Litigation finance has found its way into the news a lot in recent months—and for a myriad of reasons. Indeed, hardly a day goes by when there is not a major development in the sector. The following is a small collection of notable developments in the litigation finance industry over the past few weeks, reflective of both the increasing importance the sector plays in the legal profession and the speed with which change is occurring.
Outside of the major firms, legal finance startups are showing promising gains of their own.
Burford. Burford Capital, one of the largest litigation finance firms in the world, has had a particularly turbulent month in the press following a number of criticisms of the decade-old firm’s practice.

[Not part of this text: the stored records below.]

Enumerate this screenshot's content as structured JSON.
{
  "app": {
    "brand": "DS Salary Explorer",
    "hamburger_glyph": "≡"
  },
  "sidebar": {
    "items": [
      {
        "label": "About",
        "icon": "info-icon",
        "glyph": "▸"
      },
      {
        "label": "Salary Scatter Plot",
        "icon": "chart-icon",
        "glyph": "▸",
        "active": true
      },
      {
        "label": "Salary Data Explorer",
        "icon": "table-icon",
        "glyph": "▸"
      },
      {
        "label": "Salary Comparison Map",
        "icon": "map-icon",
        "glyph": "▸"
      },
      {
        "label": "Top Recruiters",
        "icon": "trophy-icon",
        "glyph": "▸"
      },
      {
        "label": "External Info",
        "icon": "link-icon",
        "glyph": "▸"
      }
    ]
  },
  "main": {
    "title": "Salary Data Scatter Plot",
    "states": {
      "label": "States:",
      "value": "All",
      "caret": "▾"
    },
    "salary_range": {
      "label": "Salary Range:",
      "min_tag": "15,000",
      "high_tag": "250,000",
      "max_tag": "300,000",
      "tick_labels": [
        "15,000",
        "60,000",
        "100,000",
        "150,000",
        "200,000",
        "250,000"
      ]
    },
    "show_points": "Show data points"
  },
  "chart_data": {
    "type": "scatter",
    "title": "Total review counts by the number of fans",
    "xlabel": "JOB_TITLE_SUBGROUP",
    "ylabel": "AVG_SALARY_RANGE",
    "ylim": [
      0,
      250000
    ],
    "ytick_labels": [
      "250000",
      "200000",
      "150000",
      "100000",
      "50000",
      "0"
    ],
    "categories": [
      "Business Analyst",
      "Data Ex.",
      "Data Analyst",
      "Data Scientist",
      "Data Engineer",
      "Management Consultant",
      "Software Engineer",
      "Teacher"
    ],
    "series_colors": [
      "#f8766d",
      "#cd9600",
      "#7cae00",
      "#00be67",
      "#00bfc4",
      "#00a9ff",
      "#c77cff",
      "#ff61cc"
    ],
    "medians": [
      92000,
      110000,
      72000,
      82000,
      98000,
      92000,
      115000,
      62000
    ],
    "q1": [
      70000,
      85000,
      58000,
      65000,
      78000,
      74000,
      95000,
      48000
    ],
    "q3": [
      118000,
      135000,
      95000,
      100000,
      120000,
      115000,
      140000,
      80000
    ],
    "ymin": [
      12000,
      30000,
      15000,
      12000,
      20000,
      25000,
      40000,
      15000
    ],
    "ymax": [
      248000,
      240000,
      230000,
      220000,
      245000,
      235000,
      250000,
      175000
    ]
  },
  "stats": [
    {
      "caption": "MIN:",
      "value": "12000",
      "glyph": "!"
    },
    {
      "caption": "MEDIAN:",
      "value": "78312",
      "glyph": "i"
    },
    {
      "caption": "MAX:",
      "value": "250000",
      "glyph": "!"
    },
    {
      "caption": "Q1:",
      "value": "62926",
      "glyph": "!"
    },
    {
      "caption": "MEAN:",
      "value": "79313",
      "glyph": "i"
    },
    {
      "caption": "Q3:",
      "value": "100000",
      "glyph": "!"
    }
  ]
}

In addition to some reported ethical concerns surrounding some individuals at Burford, arguably the biggest thread has followed accusations from hedge fund and research firm Muddy Waters surrounding the litigation finance firm’s accounting practices. Muddy Waters alleged in August that, despite its prior reputation as “the ultimate ‘trust me’ stock,” Burford misrepresented its financial figures and manipulated the value of its cases. In addition, Muddy Waters alleges governance concerns.
Following the release of the complaint, Burford’s share price fell more than 40 percent in value. In the weeks that followed, Burford posted a response to Muddy Waters’ claims, saw their shares recover some of the lost ground, and suggested Muddy Waters was guilty of illicit market manipulation. Some argue that these developments spell trouble—and more regulation—for the litigation finance industry as a whole, while others believe Muddy Waters’ concerns largely misunderstand how the industry works. One thing is clear: this dispute is far from settled.
Vannin. Elsewhere in the industry, Vannin Capital recently announced it has been acquired by Fortress Investment Group. Vannin Capital notably planned to go public in September 2018 before delaying the initial public offering the following month. Fortress will acquire all equity in Vannin Capital, but the remaining details surrounding the entity’s future remain unclear. The deal is expected to be completed by the end of September.
Oasis. Litigation funder Oasis Financial, along with a group of former CEOs and founders, has filed several lawsuits since its sale to Parthenon Capital in 2016. The most recent case alleges that attorneys at Littler Mendelson and Kirkland & Ellis, along with others, facilitated the 2016 sale with fraudulent documents and insufficient or intentionally deceptive communication with all stakeholders. The $71 million deal has sparked a flurry of lawsuits involving Oasis, its former founders, and others involved in the transaction.
Legalist. Outside of the major firms, legal finance startups are showing promising gains of their own. Legalist, the self-avowed AI-powered litigation finance firm founded in a Harvard dorm in 2016 and subsequently supported by startup accelerator Y Combinator, recently raised $100 million to fund plaintiffs in more than 100 cases across a two-year span. Just a few months earlier, in June 2019, former U.S. Circuit Court of Appeals judge Richard Posner signed on with the startup in an advisory role. “The principal motive for my retirement was the failure of the court to treat litigants without financial resources fairly,” said Posner according to a statement. “Litigation finance patches an important hole for businesses with valid claims who lack the funds to hire an attorney.”